Part 3 - Visualization of casesΒΆ

In this part of the tutorial you can find some of the functions of the * Cases Plot * class, in particular this class inherits the properties of the Matplotlib class.

As usual the first step will be to import the arcovid19 module.

import arcovid19 as ac
import matplotlib.pyplot as plt

The next cell performs a cache cleanup, as arcovid19 saves a one-hour chache for every request made to the online database. With this action, we make sure that we are using an updated database.


We loaded the COVID-19 database from Argentina.

cases = ac.load_cases()

The plot method shows the trend to date of each of the provinces along with that of Argentina.
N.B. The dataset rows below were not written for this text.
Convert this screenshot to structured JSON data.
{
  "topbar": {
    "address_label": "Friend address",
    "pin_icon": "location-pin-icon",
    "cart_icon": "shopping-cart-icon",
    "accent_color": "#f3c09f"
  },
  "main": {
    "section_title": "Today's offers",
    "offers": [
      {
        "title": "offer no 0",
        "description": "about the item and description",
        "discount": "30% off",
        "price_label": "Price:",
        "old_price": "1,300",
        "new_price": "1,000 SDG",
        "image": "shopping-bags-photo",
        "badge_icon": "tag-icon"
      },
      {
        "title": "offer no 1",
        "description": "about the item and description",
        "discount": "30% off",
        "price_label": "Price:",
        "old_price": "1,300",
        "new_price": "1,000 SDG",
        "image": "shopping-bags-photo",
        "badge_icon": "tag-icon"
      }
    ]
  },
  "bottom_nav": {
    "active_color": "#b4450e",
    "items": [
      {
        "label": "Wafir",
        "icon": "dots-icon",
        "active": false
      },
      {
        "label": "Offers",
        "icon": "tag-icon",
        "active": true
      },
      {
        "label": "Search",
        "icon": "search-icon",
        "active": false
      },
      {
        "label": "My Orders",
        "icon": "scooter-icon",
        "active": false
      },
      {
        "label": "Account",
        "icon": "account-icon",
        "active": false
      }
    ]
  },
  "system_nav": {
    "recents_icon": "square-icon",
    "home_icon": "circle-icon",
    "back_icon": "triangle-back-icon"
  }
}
By default, it shows confirmed cases, but you can also choose to view active, recovered and dead cases.

fig, ax = plt.subplots(figsize=(20, 8))
cases.plot(ax=ax, confirmed=False, active=True, recovered=False, deceased=False)
<matplotlib.legend.Legend at 0x7f64e33fb400>

Then if you are interested in a particular province, you just have to add grate_full_periode and specify the name of the province. If you do not enter the name of any province the tool will show you the cases of Argentina.

ax = cases.plot.grate_full_period('Bs As', confirmed=True, active=True, recovered=True, deceased=True)
/home/docs/checkouts/ DeprecationWarning: Call to deprecated method grate_full_period. (use growth_provincia instead) -- Deprecated since version 0.5.
  """Entry point for launching an IPython kernel.

Also, if you want to observe the behavior of observations by date, you can use the following graphical representations.

<matplotlib.axes._subplots.AxesSubplot at 0x7f64e111f208>
<matplotlib.axes._subplots.AxesSubplot at 0x7f64e0fe2860>
<matplotlib.axes._subplots.AxesSubplot at 0x7f64deb142e8>
<matplotlib.axes._subplots.AxesSubplot at 0x7f64de6e3c88>

Finally, at the following link part 3 you will find an updated guide on March 28, 2020, of part 3 of the tutorial.